• _Data extract_
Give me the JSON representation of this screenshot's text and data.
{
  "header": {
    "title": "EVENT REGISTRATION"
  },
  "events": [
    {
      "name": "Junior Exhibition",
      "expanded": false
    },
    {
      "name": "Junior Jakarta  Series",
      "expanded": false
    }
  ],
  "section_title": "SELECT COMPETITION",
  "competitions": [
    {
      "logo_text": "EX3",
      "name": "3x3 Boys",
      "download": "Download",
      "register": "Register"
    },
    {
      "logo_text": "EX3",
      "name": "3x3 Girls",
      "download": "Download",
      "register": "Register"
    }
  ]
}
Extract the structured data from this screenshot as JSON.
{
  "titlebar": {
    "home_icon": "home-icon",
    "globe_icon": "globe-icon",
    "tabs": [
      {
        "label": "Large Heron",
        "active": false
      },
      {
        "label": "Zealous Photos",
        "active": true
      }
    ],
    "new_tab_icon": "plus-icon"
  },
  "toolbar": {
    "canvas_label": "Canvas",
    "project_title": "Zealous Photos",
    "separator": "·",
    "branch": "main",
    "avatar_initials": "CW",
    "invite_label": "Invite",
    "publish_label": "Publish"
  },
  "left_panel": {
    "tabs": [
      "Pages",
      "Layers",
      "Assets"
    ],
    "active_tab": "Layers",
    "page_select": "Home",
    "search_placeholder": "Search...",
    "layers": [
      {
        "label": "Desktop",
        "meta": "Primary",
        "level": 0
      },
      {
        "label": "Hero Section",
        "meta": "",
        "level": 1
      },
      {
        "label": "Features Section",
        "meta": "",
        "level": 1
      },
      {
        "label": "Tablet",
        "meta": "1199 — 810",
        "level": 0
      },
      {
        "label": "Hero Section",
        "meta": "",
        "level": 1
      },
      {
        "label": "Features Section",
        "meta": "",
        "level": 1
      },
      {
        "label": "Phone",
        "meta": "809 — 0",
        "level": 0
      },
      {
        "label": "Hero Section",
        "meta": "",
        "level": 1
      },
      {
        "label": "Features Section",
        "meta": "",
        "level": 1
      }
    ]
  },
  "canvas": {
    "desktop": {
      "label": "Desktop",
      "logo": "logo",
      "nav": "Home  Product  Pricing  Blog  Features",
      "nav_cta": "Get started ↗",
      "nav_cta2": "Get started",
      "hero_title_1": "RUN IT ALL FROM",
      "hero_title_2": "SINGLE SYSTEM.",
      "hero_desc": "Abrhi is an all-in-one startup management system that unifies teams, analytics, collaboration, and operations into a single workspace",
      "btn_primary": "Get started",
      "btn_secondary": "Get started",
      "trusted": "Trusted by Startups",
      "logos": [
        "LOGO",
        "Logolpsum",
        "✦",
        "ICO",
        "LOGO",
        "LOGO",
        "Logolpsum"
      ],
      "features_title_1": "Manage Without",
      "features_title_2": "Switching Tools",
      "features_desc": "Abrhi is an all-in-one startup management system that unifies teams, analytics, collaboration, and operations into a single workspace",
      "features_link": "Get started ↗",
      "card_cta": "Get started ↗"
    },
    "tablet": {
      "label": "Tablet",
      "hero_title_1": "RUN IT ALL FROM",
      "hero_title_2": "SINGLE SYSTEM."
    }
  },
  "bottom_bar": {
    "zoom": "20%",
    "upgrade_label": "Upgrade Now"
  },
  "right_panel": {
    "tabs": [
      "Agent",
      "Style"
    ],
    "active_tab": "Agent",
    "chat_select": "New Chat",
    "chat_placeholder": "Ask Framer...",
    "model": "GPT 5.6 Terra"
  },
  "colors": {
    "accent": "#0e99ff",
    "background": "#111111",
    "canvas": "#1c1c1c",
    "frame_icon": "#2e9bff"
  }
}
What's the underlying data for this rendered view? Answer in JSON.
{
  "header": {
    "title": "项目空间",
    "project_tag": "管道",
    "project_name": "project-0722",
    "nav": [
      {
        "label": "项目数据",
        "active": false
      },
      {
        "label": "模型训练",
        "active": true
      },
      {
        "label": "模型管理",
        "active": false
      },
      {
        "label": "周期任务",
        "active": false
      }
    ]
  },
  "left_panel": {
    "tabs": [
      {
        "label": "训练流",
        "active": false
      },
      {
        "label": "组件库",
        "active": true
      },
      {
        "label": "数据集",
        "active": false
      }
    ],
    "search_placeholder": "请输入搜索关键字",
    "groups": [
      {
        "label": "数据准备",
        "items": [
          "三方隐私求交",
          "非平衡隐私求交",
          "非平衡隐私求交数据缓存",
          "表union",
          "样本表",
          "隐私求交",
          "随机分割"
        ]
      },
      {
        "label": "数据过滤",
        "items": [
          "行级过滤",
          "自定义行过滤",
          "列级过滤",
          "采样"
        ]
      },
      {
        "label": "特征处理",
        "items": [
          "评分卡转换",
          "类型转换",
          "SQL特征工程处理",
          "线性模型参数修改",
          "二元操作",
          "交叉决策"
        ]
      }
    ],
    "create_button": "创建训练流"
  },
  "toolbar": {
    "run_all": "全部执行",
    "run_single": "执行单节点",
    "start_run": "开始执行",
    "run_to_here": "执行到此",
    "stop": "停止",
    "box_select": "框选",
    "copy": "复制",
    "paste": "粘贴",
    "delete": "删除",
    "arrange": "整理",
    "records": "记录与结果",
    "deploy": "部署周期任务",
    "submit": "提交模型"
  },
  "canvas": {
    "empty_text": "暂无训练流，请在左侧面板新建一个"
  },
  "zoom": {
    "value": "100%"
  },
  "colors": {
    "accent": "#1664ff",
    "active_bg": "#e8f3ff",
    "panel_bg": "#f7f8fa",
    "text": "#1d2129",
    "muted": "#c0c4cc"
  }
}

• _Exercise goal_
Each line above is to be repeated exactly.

• _Response area_
Give me the JSON representation of this screenshot's text and data.
{
  "header": {
    "title": "EVENT REGISTRATION"
  },
  "events": [
    {
      "name": "Junior Exhibition",
      "expanded": false
    },
    {
      "name": "Junior Jakarta  Series",
      "expanded": false
    }
  ],
  "section_title": "SELECT COMPETITION",
  "competitions": [
    {
      "logo_text": "EX3",
      "name": "3x3 Boys",
      "download": "Download",
      "register": "Register"
    },
    {
      "logo_text": "EX3",
      "name": "3x3 Girls",
      "download": "Download",
      "register": "Register"
    }
  ]
}
Extract the structured data from this screenshot as JSON.
{
  "titlebar": {
    "home_icon": "home-icon",
    "globe_icon": "globe-icon",
    "tabs": [
      {
        "label": "Large Heron",
        "active": false
      },
      {
        "label": "Zealous Photos",
        "active": true
      }
    ],
    "new_tab_icon": "plus-icon"
  },
  "toolbar": {
    "canvas_label": "Canvas",
    "project_title": "Zealous Photos",
    "separator": "·",
    "branch": "main",
    "avatar_initials": "CW",
    "invite_label": "Invite",
    "publish_label": "Publish"
  },
  "left_panel": {
    "tabs": [
      "Pages",
      "Layers",
      "Assets"
    ],
    "active_tab": "Layers",
    "page_select": "Home",
    "search_placeholder": "Search...",
    "layers": [
      {
        "label": "Desktop",
        "meta": "Primary",
        "level": 0
      },
      {
        "label": "Hero Section",
        "meta": "",
        "level": 1
      },
      {
        "label": "Features Section",
        "meta": "",
        "level": 1
      },
      {
        "label": "Tablet",
        "meta": "1199 — 810",
        "level": 0
      },
      {
        "label": "Hero Section",
        "meta": "",
        "level": 1
      },
      {
        "label": "Features Section",
        "meta": "",
        "level": 1
      },
      {
        "label": "Phone",
        "meta": "809 — 0",
        "level": 0
      },
      {
        "label": "Hero Section",
        "meta": "",
        "level": 1
      },
      {
        "label": "Features Section",
        "meta": "",
        "level": 1
      }
    ]
  },
  "canvas": {
    "desktop": {
      "label": "Desktop",
      "logo": "logo",
      "nav": "Home  Product  Pricing  Blog  Features",
      "nav_cta": "Get started ↗",
      "nav_cta2": "Get started",
      "hero_title_1": "RUN IT ALL FROM",
      "hero_title_2": "SINGLE SYSTEM.",
      "hero_desc": "Abrhi is an all-in-one startup management system that unifies teams, analytics, collaboration, and operations into a single workspace",
      "btn_primary": "Get started",
      "btn_secondary": "Get started",
      "trusted": "Trusted by Startups",
      "logos": [
        "LOGO",
        "Logolpsum",
        "✦",
        "ICO",
        "LOGO",
        "LOGO",
        "Logolpsum"
      ],
      "features_title_1": "Manage Without",
      "features_title_2": "Switching Tools",
      "features_desc": "Abrhi is an all-in-one startup management system that unifies teams, analytics, collaboration, and operations into a single workspace",
      "features_link": "Get started ↗",
      "card_cta": "Get started ↗"
    },
    "tablet": {
      "label": "Tablet",
      "hero_title_1": "RUN IT ALL FROM",
      "hero_title_2": "SINGLE SYSTEM."
    }
  },
  "bottom_bar": {
    "zoom": "20%",
    "upgrade_label": "Upgrade Now"
  },
  "right_panel": {
    "tabs": [
      "Agent",
      "Style"
    ],
    "active_tab": "Agent",
    "chat_select": "New Chat",
    "chat_placeholder": "Ask Framer...",
    "model": "GPT 5.6 Terra"
  },
  "colors": {
    "accent": "#0e99ff",
    "background": "#111111",
    "canvas": "#1c1c1c",
    "frame_icon": "#2e9bff"
  }
}
What's the underlying data for this rendered view? Answer in JSON.
{
  "header": {
    "title": "项目空间",
    "project_tag": "管道",
    "project_name": "project-0722",
    "nav": [
      {
        "label": "项目数据",
        "active": false
      },
      {
        "label": "模型训练",
        "active": true
      },
      {
        "label": "模型管理",
        "active": false
      },
      {
        "label": "周期任务",
        "active": false
      }
    ]
  },
  "left_panel": {
    "tabs": [
      {
        "label": "训练流",
        "active": false
      },
      {
        "label": "组件库",
        "active": true
      },
      {
        "label": "数据集",
        "active": false
      }
    ],
    "search_placeholder": "请输入搜索关键字",
    "groups": [
      {
        "label": "数据准备",
        "items": [
          "三方隐私求交",
          "非平衡隐私求交",
          "非平衡隐私求交数据缓存",
          "表union",
          "样本表",
          "隐私求交",
          "随机分割"
        ]
      },
      {
        "label": "数据过滤",
        "items": [
          "行级过滤",
          "自定义行过滤",
          "列级过滤",
          "采样"
        ]
      },
      {
        "label": "特征处理",
        "items": [
          "评分卡转换",
          "类型转换",
          "SQL特征工程处理",
          "线性模型参数修改",
          "二元操作",
          "交叉决策"
        ]
      }
    ],
    "create_button": "创建训练流"
  },
  "toolbar": {
    "run_all": "全部执行",
    "run_single": "执行单节点",
    "start_run": "开始执行",
    "run_to_here": "执行到此",
    "stop": "停止",
    "box_select": "框选",
    "copy": "复制",
    "paste": "粘贴",
    "delete": "删除",
    "arrange": "整理",
    "records": "记录与结果",
    "deploy": "部署周期任务",
    "submit": "提交模型"
  },
  "canvas": {
    "empty_text": "暂无训练流，请在左侧面板新建一个"
  },
  "zoom": {
    "value": "100%"
  },
  "colors": {
    "accent": "#1664ff",
    "active_bg": "#e8f3ff",
    "panel_bg": "#f7f8fa",
    "text": "#1d2129",
    "muted": "#c0c4cc"
  }
}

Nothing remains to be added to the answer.